Data from: Body size evolution in Titanosauriformes (Sauropoda, Macronaria)
de Souza, Lucila M.; Santucci, Rodrigo M. (2014), Data from: Body size evolution in Titanosauriformes (Sauropoda, Macronaria), Dryad, Dataset, https://doi.org/10.5061/dryad.9pn45
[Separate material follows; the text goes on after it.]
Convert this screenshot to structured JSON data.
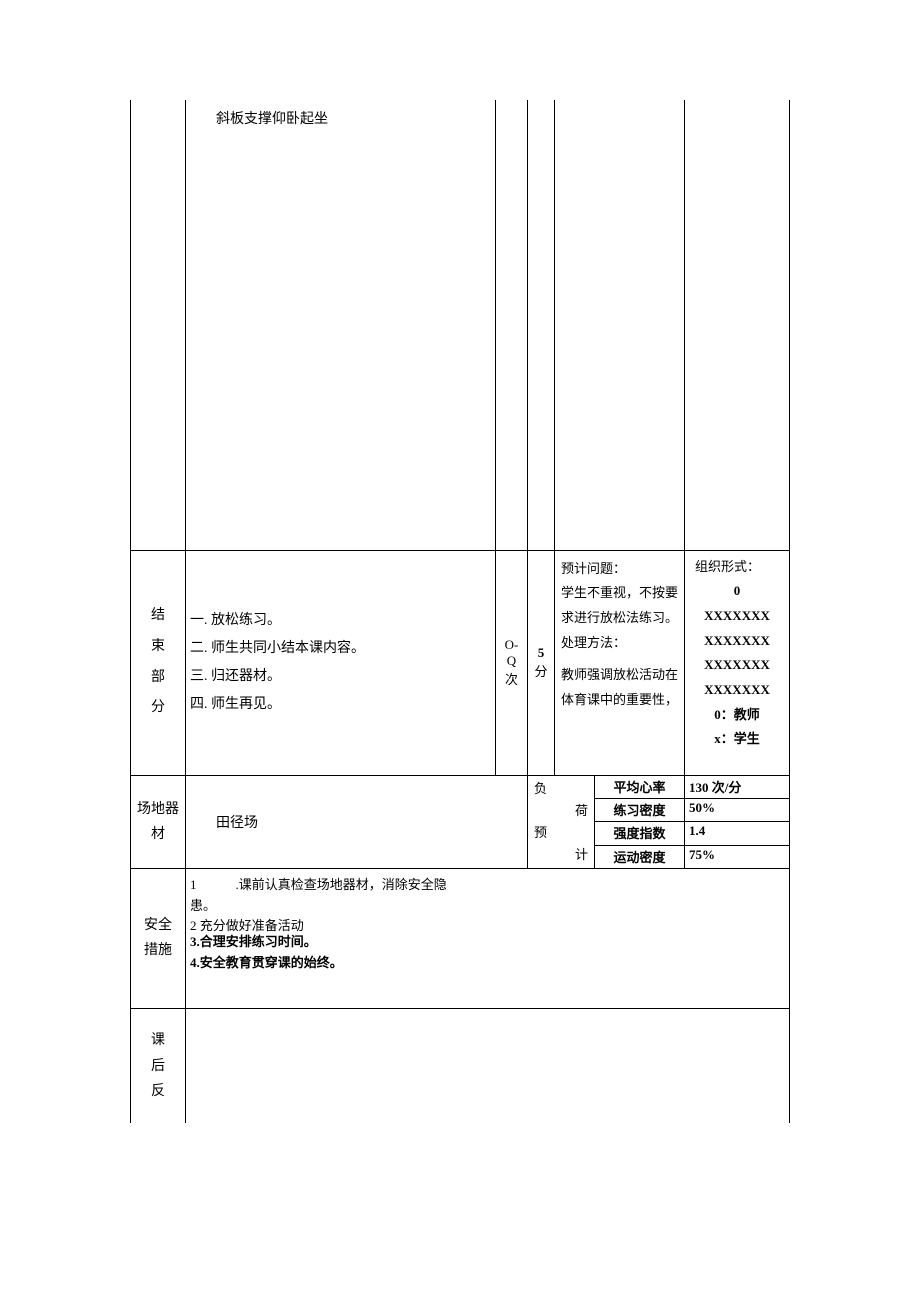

Titanosauriformes is a conspicuous and diverse group of sauropod dinosaurs that inhabited almost all land masses during Cretaceous times. Besides the diversity of forms, the clade comprises one of the largest land animals found so far, Argentinosaurus, as well as some of the smallest sauropods known to date, Europasaurus and Magyarosaurus. They are therefore good candidates for studies on body size trends such as the Cope's rule, the tendency towards an increase in body size in an evolutionary lineage. We used statistical methods to assess body size changes under both phylogenetic and nonphylogenetic approaches to identify body size trends in Titanosauriformes. Femoral lengths were collected (or estimated from humeral length) from 46 titanosauriform species and used as a proxy for body size. Our findings show that there is no increase or decrease in titanosauriform body size with age along the Cretaceous and that negative changes in body size are more common than positive ones (although not statistically significant) for most of the titanosauriform subclades (e.g. Saltasaridae, Lithostrotia, Titanosauria and Somphospondyli). Therefore, Cope's rule is not supported in titanosauriform evolution. Finally, we also found a trend towards a decrease of titanosauriform mean body size coupled with an increase in body size standard deviation, both supporting an increase in body size variation towards the end of Cretaceous.